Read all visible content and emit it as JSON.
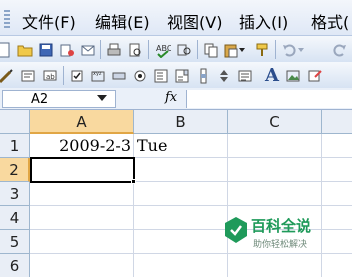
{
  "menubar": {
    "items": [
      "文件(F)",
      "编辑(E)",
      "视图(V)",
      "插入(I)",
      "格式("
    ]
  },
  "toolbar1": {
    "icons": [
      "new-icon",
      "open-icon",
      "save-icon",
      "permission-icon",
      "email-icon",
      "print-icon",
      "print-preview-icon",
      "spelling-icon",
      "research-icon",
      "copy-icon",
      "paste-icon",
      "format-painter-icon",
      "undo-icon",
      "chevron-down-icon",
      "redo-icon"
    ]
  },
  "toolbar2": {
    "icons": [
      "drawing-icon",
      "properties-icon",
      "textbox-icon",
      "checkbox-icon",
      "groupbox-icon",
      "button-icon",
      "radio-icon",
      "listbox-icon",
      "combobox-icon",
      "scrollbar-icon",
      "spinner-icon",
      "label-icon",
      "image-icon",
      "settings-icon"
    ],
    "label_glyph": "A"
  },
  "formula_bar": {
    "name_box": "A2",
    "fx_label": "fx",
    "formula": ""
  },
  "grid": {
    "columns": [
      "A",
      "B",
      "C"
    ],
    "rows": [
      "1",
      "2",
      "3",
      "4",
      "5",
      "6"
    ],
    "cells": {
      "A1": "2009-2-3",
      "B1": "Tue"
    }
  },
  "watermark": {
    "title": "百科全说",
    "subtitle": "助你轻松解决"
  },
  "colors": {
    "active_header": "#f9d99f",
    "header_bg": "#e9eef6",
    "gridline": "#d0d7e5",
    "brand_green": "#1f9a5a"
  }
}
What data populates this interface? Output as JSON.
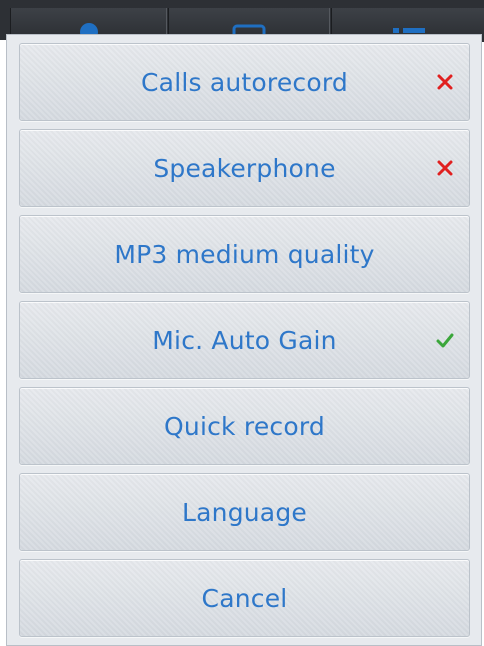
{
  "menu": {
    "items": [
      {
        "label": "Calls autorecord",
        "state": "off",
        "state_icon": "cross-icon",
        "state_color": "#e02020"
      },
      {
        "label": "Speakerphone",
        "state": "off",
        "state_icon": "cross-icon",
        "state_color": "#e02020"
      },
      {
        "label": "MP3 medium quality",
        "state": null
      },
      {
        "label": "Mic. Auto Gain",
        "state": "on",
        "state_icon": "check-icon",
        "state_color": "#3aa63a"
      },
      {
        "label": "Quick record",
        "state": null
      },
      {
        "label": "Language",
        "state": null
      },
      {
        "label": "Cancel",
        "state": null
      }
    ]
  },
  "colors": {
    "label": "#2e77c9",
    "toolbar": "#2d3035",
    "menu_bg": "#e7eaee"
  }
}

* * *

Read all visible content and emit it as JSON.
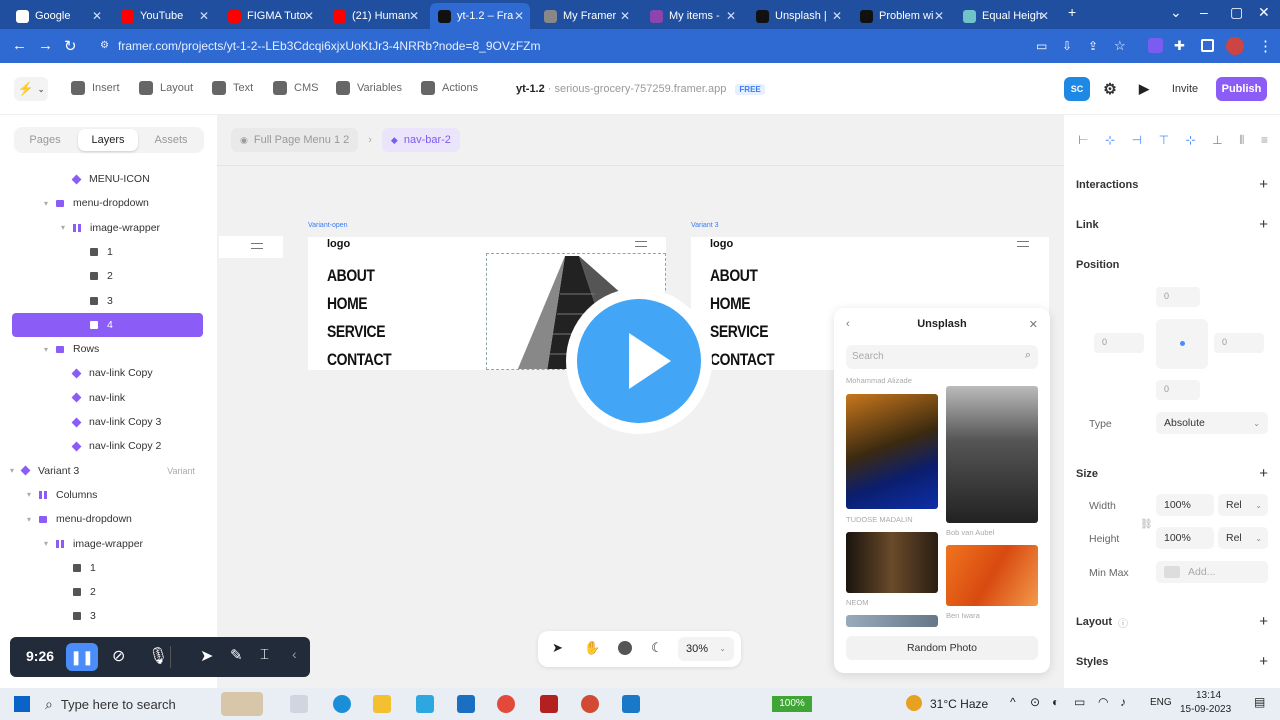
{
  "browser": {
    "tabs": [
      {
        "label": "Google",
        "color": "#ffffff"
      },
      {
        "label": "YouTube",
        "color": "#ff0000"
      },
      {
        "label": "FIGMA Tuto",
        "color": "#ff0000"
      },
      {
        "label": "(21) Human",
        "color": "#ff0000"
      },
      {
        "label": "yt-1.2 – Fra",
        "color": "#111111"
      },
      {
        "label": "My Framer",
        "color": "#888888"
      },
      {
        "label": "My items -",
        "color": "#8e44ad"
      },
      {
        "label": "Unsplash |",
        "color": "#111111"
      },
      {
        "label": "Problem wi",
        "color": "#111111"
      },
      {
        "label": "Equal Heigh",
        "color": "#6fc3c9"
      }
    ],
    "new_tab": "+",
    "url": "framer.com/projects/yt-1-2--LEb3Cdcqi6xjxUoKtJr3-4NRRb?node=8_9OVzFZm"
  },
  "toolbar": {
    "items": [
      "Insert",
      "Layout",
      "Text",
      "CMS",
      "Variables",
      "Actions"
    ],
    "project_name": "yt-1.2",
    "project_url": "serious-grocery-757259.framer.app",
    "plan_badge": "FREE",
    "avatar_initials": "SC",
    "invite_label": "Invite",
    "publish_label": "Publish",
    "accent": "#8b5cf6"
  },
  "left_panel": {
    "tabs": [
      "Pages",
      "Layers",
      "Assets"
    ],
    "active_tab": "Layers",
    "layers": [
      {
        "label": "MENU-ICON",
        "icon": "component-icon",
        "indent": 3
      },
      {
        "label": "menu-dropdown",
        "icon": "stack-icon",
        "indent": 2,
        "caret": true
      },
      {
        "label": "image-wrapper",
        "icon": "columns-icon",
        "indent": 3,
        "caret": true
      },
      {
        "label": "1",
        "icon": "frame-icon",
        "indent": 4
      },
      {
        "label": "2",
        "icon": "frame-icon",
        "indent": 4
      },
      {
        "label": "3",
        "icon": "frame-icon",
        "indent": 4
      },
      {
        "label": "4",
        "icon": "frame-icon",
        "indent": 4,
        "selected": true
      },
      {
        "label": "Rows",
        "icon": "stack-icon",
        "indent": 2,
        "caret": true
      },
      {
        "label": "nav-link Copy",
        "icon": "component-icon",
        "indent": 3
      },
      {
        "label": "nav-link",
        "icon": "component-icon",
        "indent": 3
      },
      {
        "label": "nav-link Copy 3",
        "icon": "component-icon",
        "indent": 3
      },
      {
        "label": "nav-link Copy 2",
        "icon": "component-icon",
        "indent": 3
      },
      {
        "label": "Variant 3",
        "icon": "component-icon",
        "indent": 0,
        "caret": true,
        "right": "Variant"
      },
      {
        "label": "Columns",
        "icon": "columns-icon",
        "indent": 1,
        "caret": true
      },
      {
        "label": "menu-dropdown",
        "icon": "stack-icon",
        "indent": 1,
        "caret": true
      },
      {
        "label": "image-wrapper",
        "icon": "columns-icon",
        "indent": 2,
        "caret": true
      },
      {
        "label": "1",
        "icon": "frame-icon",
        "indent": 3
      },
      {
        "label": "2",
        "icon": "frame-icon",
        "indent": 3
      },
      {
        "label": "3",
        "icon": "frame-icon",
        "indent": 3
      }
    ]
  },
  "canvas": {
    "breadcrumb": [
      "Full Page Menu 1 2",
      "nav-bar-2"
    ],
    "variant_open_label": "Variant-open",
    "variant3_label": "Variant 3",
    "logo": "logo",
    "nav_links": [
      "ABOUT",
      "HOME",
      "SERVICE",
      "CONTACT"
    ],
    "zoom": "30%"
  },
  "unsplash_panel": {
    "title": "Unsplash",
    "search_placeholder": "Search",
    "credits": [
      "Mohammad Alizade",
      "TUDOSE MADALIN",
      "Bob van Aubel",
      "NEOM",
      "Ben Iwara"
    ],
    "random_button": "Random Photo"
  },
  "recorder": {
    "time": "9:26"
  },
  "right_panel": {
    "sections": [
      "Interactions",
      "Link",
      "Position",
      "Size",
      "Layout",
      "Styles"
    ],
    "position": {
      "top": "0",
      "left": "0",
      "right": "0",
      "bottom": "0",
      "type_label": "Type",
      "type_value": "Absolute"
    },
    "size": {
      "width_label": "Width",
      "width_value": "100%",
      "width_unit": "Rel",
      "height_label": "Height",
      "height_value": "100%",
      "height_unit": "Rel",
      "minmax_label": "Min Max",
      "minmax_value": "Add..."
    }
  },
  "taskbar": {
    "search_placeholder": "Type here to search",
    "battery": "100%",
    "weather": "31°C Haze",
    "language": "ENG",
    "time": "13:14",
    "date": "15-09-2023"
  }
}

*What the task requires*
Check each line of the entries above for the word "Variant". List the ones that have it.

*Finished exercise*
        "label": "Variant 3",
        "right": "Variant"
    "variant_open_label": "Variant-open",
    "variant3_label": "Variant 3",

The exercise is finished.